Hugely complex as life is, at the cell level it has a profound simplicity, at least as regards its fundamental chemistry. Cell metabolism receives its power from the transfer of electrons from a high to a low energy level. High-energy electrons stem from chemically active molecules, atoms or ions able to release them; electron donors or reducing agents. The metabolic path ends in oxidizing agents accepting these electrons. This process of donating and accepting electrons takes the form, in most cell types, of “pumping” hydrogen ions, or protons back and forth across the cell wall to create an electrochemical gradient that is continually charged and discharged. Biochemistry reflects this by the ADP-ATP cycle at life’s core, in many different versions.
The simplest provision of electrons is by hydrogen, and arguably a supply of hydrogen gas is a highly likely precondition for the origin of life. Surprisingly, hydrogen is generated by many geological reactions, although little survives some form of oxidation for long.
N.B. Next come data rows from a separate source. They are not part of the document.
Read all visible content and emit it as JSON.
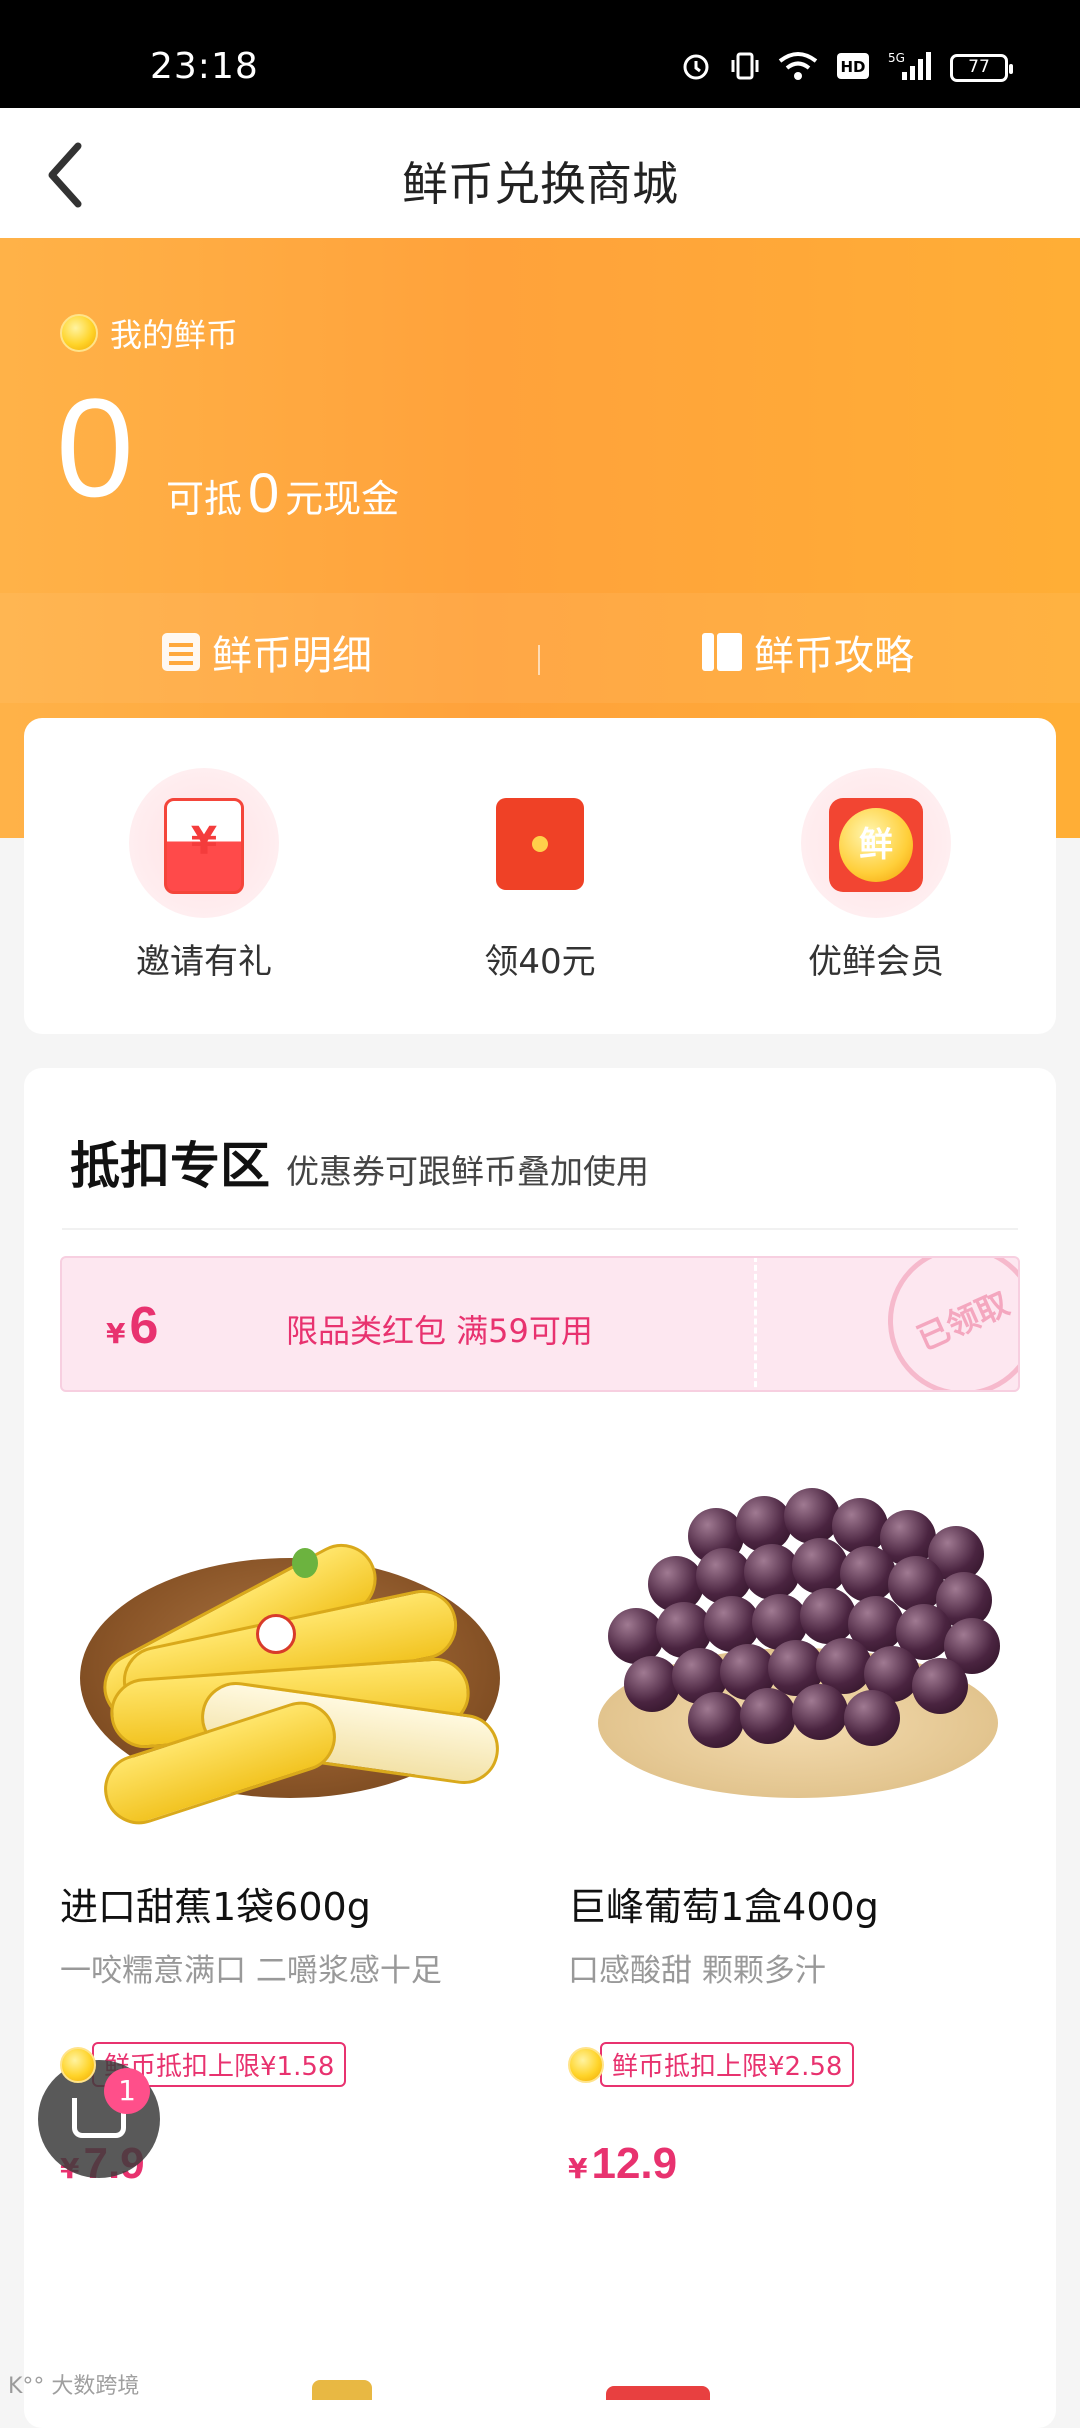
{
  "status_bar": {
    "time": "23:18",
    "icons": [
      "alarm-icon",
      "vibrate-icon",
      "wifi-icon",
      "hd-icon",
      "5g-signal-icon"
    ],
    "battery": "77"
  },
  "navbar": {
    "title": "鲜币兑换商城",
    "back_icon": "chevron-left-icon"
  },
  "hero": {
    "label": "我的鲜币",
    "amount": "0",
    "cash_prefix": "可抵",
    "cash_amount": "0",
    "cash_suffix": "元现金",
    "links": [
      {
        "label": "鲜币明细",
        "icon": "document-icon"
      },
      {
        "label": "鲜币攻略",
        "icon": "book-icon"
      }
    ]
  },
  "quick_actions": [
    {
      "label": "邀请有礼",
      "icon": "envelope-icon",
      "glyph": "¥"
    },
    {
      "label": "领40元",
      "icon": "red-packet-icon"
    },
    {
      "label": "优鲜会员",
      "icon": "vip-coin-icon",
      "glyph": "鲜"
    }
  ],
  "section": {
    "title": "抵扣专区",
    "subtitle": "优惠券可跟鲜币叠加使用"
  },
  "coupon": {
    "currency": "¥",
    "amount": "6",
    "description": "限品类红包 满59可用",
    "stamp": "已领取"
  },
  "products": [
    {
      "name": "进口甜蕉1袋600g",
      "desc": "一咬糯意满口 二嚼浆感十足",
      "tag": "鲜币抵扣上限¥1.58",
      "currency": "¥",
      "price": "7.9"
    },
    {
      "name": "巨峰葡萄1盒400g",
      "desc": "口感酸甜 颗颗多汁",
      "tag": "鲜币抵扣上限¥2.58",
      "currency": "¥",
      "price": "12.9"
    }
  ],
  "cart": {
    "badge": "1"
  },
  "watermark": "K°° 大数跨境",
  "colors": {
    "accent_orange": "#ffa83a",
    "price_pink": "#e8326f",
    "coupon_bg": "#fde7f0"
  }
}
In a few places hydrogen gas escapes abundantly, as in the weathering of ultramafic rocks by groundwater. The essential process is the breakdown of iron and magnesium silicates to various kinds of clay, by the interaction of hot water with fresh igneous rocks. Geochemists and microbiologists from the USA analysed such a hydrothermal system 200 m beneath a volcanic area in Idaho, and found a thriving and diverse ecosystem dominated by simple organisms that do depend on hydrogen (Chapelle, F.H. et al. 2002. A hydrogen-based subsurface microbial community dominated by methanogens. Nature, v. 415, p. 312-315). More than 90% of the organisms are methane-producing Archaea, which reduce carbon dioxide to methane, using hydrogen. No other hot-spring system comes close to this probably highly primitive community. It is a handy analogue for the kind of ecology that may have developed if life has arisen deep beneath the icy surface of Europa – a target for future NASA missions.
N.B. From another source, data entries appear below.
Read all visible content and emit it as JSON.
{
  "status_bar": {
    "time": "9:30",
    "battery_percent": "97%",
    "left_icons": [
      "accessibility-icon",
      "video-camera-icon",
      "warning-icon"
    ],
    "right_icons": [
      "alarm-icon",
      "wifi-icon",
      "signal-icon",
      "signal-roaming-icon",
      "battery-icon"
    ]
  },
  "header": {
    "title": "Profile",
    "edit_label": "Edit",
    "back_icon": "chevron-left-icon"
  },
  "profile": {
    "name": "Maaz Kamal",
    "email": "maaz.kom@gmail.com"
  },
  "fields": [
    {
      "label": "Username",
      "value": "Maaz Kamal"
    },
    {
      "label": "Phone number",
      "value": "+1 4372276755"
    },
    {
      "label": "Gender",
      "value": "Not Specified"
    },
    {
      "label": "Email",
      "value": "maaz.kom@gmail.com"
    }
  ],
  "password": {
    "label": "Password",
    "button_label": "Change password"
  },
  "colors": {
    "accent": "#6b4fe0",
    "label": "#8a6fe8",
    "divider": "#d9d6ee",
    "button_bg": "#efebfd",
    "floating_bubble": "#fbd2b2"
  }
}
Incidentally, the exploitation of electron and proton transfer that underpins cell metabolism potentially forms a source of electrical power. Younger readers may have experimented with using fruit as the basis of a simple galvanic battery, thereby exploiting low pH conditions. Investigation of the potential of bacteria for direct electricity generation recently made a breakthrough (Bond, D.R. et al. 2002. Electrode-reducing microorganisms that harvest energy from marine sediments. Science, v. 295, p. 483-485). A member of the family Geobacteraceae (Desulfuramonas acetoxidans) has been found to readily produce excess electrons as it metabolises organic material in oxygen-free muds. Daniel Bond and co-workers from the University of Massachusetts and the US Naval Research Laboratory introduced graphite electrodes into airless fish-tank muds and the upper oxygenated sediments. Even with such a crude experiment, sufficient current flowed to power a small calculator. Moreover, D. acetoxidans colonised the electrodes within a matter of days, showing that they were directly involved in the oxidation-reduction system at the root of such a fuel cell. As well as raising the possibility of powering submarine monitoring devices using bioelectricity, such geobacteria are able to metabolise a range of common organic pollutants. Marine organic sediments are virtually limitless, so it is not inconceivable that the process may result in yet another renewable power source, albeit difficult to convert to high-power supplies, with the blessing of pollution control as a sideline.